You come at Jordan Spieth, you’d best not miss. Ever. Because he sure won’t.
On the most favorable day for major scoring in recent memory, a day that saw a record 62, Jordan Spieth saw the onrushing horde of would-be challengers for the Open Championship and merely threw down a bogey-free 65, capped with an 18th-hole birdie, that left no doubt about who’s in charge this week.
Spieth entered the day with a two-shot lead over Matt Kuchar, and he only added to that, stiff-arming Kuchar and entering Sunday at 11 under, with a three-stroke lead. And suddenly, a guy who hadn’t won a major since 2015 seemed close to a lock to bringing down his third.
The question now becomes, can anyone catch Spieth? A notorious frontrunner, Spieth is vicious when leading on major Sundays, one notable exception being his unexpected meltdown at last year’s Masters. He’s led going into Sunday in five majors, and he’s won with the Sunday lead in eight of 13 tournaments overall. But there’s no Rae’s Creek at Royal Birkdale, and Danny Willett is nearly 20 strokes back. As with that 2016 Masters, the only person that can truly take down Spieth is Spieth himself.
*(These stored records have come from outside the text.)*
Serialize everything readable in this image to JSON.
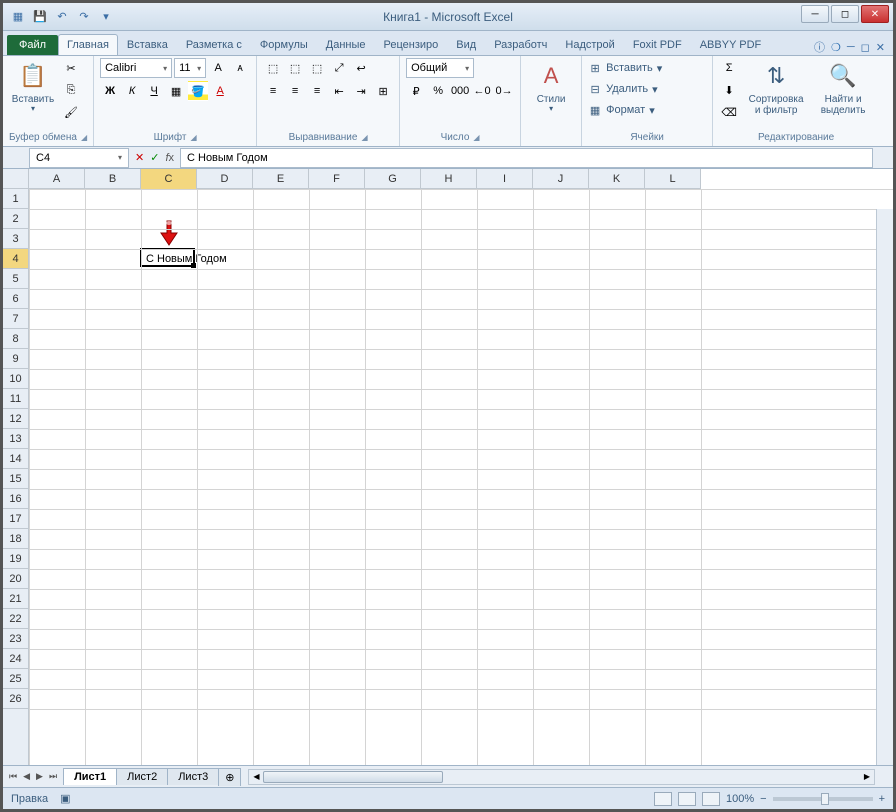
{
  "title": "Книга1 - Microsoft Excel",
  "qat": {
    "save": "💾",
    "undo": "↶",
    "redo": "↷"
  },
  "tabs": {
    "file": "Файл",
    "items": [
      "Главная",
      "Вставка",
      "Разметка с",
      "Формулы",
      "Данные",
      "Рецензиро",
      "Вид",
      "Разработч",
      "Надстрой",
      "Foxit PDF",
      "ABBYY PDF"
    ],
    "active": 0
  },
  "ribbon": {
    "clipboard": {
      "label": "Буфер обмена",
      "paste": "Вставить"
    },
    "font": {
      "label": "Шрифт",
      "name": "Calibri",
      "size": "11"
    },
    "alignment": {
      "label": "Выравнивание"
    },
    "number": {
      "label": "Число",
      "format": "Общий"
    },
    "styles": {
      "label": "",
      "btn": "Стили"
    },
    "cells": {
      "label": "Ячейки",
      "insert": "Вставить",
      "delete": "Удалить",
      "format": "Формат"
    },
    "editing": {
      "label": "Редактирование",
      "sort": "Сортировка и фильтр",
      "find": "Найти и выделить"
    }
  },
  "namebox": "C4",
  "formula": "С Новым Годом",
  "columns": [
    "A",
    "B",
    "C",
    "D",
    "E",
    "F",
    "G",
    "H",
    "I",
    "J",
    "K",
    "L"
  ],
  "rows": 26,
  "active_cell": {
    "col": 2,
    "row": 3,
    "value": "С Новым Годом"
  },
  "sheets": {
    "items": [
      "Лист1",
      "Лист2",
      "Лист3"
    ],
    "active": 0
  },
  "status": {
    "mode": "Правка",
    "zoom": "100%"
  }
}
“That confidence is what you need,” Spieth said of his own mindset heading into Sunday. “Total belief in yourself, trust in what you’re doing. When your mind starts to get away from the spot where you’re trying to hit the ball and into other situations, that can hurt you.”
No player has ever carded four straight rounds in the 60s at Royal Birkdale, and yet that’s what Spieth has the chance to do with a strong Sunday. He didn’t bogey a single hole on Saturday, once again methodically picking apart this course. The way that Birkdale sets up—flat fairways, generous greens—plays directly into the methodical hands of Spieth and caddie Mike Greller, who dissect courses like they’re picking apart a Thanksgiving turkey.
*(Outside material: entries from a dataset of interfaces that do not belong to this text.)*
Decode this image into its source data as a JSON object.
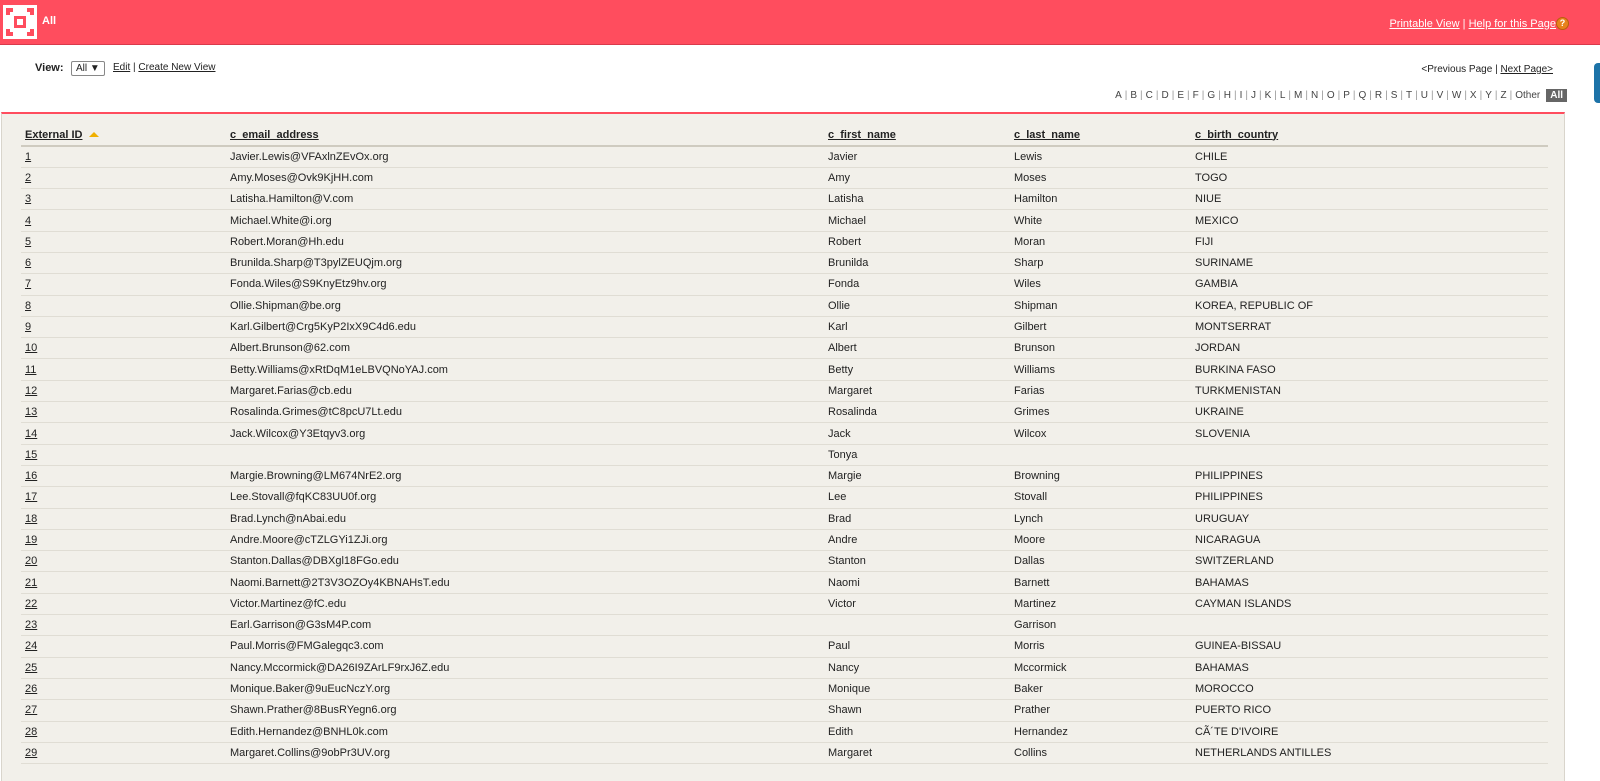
{
  "header": {
    "title": "All",
    "printable_view": "Printable View",
    "separator": "|",
    "help": "Help for this Page",
    "help_icon": "?"
  },
  "viewbar": {
    "view_label": "View:",
    "selected_view": "All ▼",
    "edit": "Edit",
    "separator": "|",
    "create_new_view": "Create New View",
    "prev_page": "<Previous Page",
    "next_page": "Next Page>",
    "alphabet": [
      "A",
      "B",
      "C",
      "D",
      "E",
      "F",
      "G",
      "H",
      "I",
      "J",
      "K",
      "L",
      "M",
      "N",
      "O",
      "P",
      "Q",
      "R",
      "S",
      "T",
      "U",
      "V",
      "W",
      "X",
      "Y",
      "Z",
      "Other"
    ],
    "all": "All"
  },
  "table": {
    "columns": [
      "External ID",
      "c_email_address",
      "c_first_name",
      "c_last_name",
      "c_birth_country"
    ],
    "rows": [
      [
        "1",
        "Javier.Lewis@VFAxlnZEvOx.org",
        "Javier",
        "Lewis",
        "CHILE"
      ],
      [
        "2",
        "Amy.Moses@Ovk9KjHH.com",
        "Amy",
        "Moses",
        "TOGO"
      ],
      [
        "3",
        "Latisha.Hamilton@V.com",
        "Latisha",
        "Hamilton",
        "NIUE"
      ],
      [
        "4",
        "Michael.White@i.org",
        "Michael",
        "White",
        "MEXICO"
      ],
      [
        "5",
        "Robert.Moran@Hh.edu",
        "Robert",
        "Moran",
        "FIJI"
      ],
      [
        "6",
        "Brunilda.Sharp@T3pylZEUQjm.org",
        "Brunilda",
        "Sharp",
        "SURINAME"
      ],
      [
        "7",
        "Fonda.Wiles@S9KnyEtz9hv.org",
        "Fonda",
        "Wiles",
        "GAMBIA"
      ],
      [
        "8",
        "Ollie.Shipman@be.org",
        "Ollie",
        "Shipman",
        "KOREA, REPUBLIC OF"
      ],
      [
        "9",
        "Karl.Gilbert@Crg5KyP2IxX9C4d6.edu",
        "Karl",
        "Gilbert",
        "MONTSERRAT"
      ],
      [
        "10",
        "Albert.Brunson@62.com",
        "Albert",
        "Brunson",
        "JORDAN"
      ],
      [
        "11",
        "Betty.Williams@xRtDqM1eLBVQNoYAJ.com",
        "Betty",
        "Williams",
        "BURKINA FASO"
      ],
      [
        "12",
        "Margaret.Farias@cb.edu",
        "Margaret",
        "Farias",
        "TURKMENISTAN"
      ],
      [
        "13",
        "Rosalinda.Grimes@tC8pcU7Lt.edu",
        "Rosalinda",
        "Grimes",
        "UKRAINE"
      ],
      [
        "14",
        "Jack.Wilcox@Y3Etqyv3.org",
        "Jack",
        "Wilcox",
        "SLOVENIA"
      ],
      [
        "15",
        "",
        "Tonya",
        "",
        ""
      ],
      [
        "16",
        "Margie.Browning@LM674NrE2.org",
        "Margie",
        "Browning",
        "PHILIPPINES"
      ],
      [
        "17",
        "Lee.Stovall@fqKC83UU0f.org",
        "Lee",
        "Stovall",
        "PHILIPPINES"
      ],
      [
        "18",
        "Brad.Lynch@nAbai.edu",
        "Brad",
        "Lynch",
        "URUGUAY"
      ],
      [
        "19",
        "Andre.Moore@cTZLGYi1ZJi.org",
        "Andre",
        "Moore",
        "NICARAGUA"
      ],
      [
        "20",
        "Stanton.Dallas@DBXgl18FGo.edu",
        "Stanton",
        "Dallas",
        "SWITZERLAND"
      ],
      [
        "21",
        "Naomi.Barnett@2T3V3OZOy4KBNAHsT.edu",
        "Naomi",
        "Barnett",
        "BAHAMAS"
      ],
      [
        "22",
        "Victor.Martinez@fC.edu",
        "Victor",
        "Martinez",
        "CAYMAN ISLANDS"
      ],
      [
        "23",
        "Earl.Garrison@G3sM4P.com",
        "",
        "Garrison",
        ""
      ],
      [
        "24",
        "Paul.Morris@FMGalegqc3.com",
        "Paul",
        "Morris",
        "GUINEA-BISSAU"
      ],
      [
        "25",
        "Nancy.Mccormick@DA26I9ZArLF9rxJ6Z.edu",
        "Nancy",
        "Mccormick",
        "BAHAMAS"
      ],
      [
        "26",
        "Monique.Baker@9uEucNczY.org",
        "Monique",
        "Baker",
        "MOROCCO"
      ],
      [
        "27",
        "Shawn.Prather@8BusRYegn6.org",
        "Shawn",
        "Prather",
        "PUERTO RICO"
      ],
      [
        "28",
        "Edith.Hernandez@BNHL0k.com",
        "Edith",
        "Hernandez",
        "CÃ´TE D'IVOIRE"
      ],
      [
        "29",
        "Margaret.Collins@9obPr3UV.org",
        "Margaret",
        "Collins",
        "NETHERLANDS ANTILLES"
      ]
    ]
  },
  "colors": {
    "header_bg": "#ff4d5e",
    "content_bg": "#f2f0ea",
    "sort_arrow": "#f0b000"
  }
}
Spieth now enters Sunday with a chance to become the second-youngest player, after Jack Nicklaus, to win the first three legs of the career Grand Slam. Can he do it? The wise money would bet on it.
Here’s the rest of Saturday’s major news as we prepare for Sunday at the Open:
Kuuuuuuuch, Saturday Edition
Matt Kuchar’s one of those reliable gamers who’s been around seemingly forever, but has few signature wins to his credit. This is the deepest he’s ever been in contention in a major, and there are few in the world of golf who wouldn’t like to see him win. Problem is, he’s trying to face down one of the most lethal shotmakers in a generation, and that leaves zero room for error. The turning point in this entire tournament, at least from Kuchar’s perspective, might well have come on the 16th on Saturday, when a pot bunker and a poorly lagged putt forced Kuchar into a double bogey, extending Spieth’s lead to three with two holes to play. Kuchar now faces the task of running down one of golf’s great frontrunners, playing in the final group of a major for the first time in his career. It won’t be easy, but majors shouldn’t be.
Once again, Rory McIlroy teased us with the idea of a Sunday showdown with Spieth, and once again, McIlroy spit the bit and won’t be anywhere near the final group on Sunday. McIlroy ran off three straight birdies and got to within two strokes of Spieth, but then went three-over in the four holes around the turn, including a bunker-induced double bogey at the 10th, and that was that for McIlroy’s hopes for a first major since 2014. Nobody’s ceiling is higher than McIlroy’s, but he seems to have a tougher and tougher time hitting it these days.
Rickie Fowler remains the Best Player Never To Win A Major, 2017 edition. And even though he posted a fine three-under 67 on Saturday, he wasn’t anywhere close to contention at any point. The lone highlight: he nearly holed out on the 310-yard par 4 5th, which would have been quite the achievement.
Forecast for Sunday
Here’s a tip for players teeing off early on Sunday: post that low score in a hurry. Whatever wind and rain are in the forecast are slated to roll in right around the time the leaders tee off. If, say, Dustin Johnson or Hideki Matsuyama throws a deep red number up on the board, Spieth will be battling both the elements and the scoreboard. But he’s already established a large enough lead that someone will need to match Branden Grace’s 62 to get close … something that hasn’t been done in all of golf’s history.